__ACTIVITY__: Find how many lines of the records hold the string "heading" and reply with only that total.

Element data from apps and pages

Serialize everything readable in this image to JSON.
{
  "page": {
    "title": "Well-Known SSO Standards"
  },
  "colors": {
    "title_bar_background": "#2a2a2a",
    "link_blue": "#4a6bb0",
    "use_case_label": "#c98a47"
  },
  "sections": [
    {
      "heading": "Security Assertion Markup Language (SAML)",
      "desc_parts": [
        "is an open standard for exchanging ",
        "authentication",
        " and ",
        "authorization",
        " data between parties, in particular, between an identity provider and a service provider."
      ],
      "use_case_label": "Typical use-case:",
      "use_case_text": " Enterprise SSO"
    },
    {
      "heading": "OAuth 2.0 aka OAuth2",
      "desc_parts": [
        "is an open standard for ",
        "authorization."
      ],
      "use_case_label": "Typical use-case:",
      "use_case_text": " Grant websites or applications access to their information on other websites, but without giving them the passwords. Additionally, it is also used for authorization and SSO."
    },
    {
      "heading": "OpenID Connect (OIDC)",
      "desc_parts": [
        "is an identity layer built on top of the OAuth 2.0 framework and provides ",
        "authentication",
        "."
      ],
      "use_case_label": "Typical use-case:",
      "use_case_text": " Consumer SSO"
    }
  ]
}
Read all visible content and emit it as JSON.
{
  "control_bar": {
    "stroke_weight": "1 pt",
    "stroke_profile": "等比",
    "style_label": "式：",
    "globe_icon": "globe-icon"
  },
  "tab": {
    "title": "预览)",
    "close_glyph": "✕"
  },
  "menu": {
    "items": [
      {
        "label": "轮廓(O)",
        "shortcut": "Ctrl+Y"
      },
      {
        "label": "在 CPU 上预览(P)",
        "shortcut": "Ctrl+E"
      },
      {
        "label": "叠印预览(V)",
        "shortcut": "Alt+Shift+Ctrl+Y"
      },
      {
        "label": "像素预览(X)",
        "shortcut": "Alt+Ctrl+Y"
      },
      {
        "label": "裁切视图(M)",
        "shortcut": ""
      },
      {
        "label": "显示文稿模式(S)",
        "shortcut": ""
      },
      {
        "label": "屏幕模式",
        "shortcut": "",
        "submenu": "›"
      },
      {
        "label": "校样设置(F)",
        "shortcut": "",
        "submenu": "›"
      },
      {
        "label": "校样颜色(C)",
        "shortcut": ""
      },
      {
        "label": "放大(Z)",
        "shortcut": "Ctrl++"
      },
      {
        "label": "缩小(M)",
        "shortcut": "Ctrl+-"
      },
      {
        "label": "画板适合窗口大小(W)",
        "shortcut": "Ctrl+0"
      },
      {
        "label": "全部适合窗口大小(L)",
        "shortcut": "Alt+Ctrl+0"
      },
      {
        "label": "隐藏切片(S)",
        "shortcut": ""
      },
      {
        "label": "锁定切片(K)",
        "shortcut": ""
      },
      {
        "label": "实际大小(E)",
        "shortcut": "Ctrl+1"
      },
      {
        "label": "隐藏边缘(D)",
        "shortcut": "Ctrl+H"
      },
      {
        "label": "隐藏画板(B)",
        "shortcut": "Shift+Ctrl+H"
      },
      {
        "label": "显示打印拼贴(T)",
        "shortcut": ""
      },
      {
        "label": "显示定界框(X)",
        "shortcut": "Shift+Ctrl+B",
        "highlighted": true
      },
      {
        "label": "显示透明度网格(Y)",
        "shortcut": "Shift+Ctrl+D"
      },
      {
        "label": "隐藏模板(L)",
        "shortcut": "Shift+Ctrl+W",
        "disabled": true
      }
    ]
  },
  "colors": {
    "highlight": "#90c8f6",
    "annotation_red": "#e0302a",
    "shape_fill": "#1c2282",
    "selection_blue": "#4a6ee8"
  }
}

__RESPONSE BELOW__: 3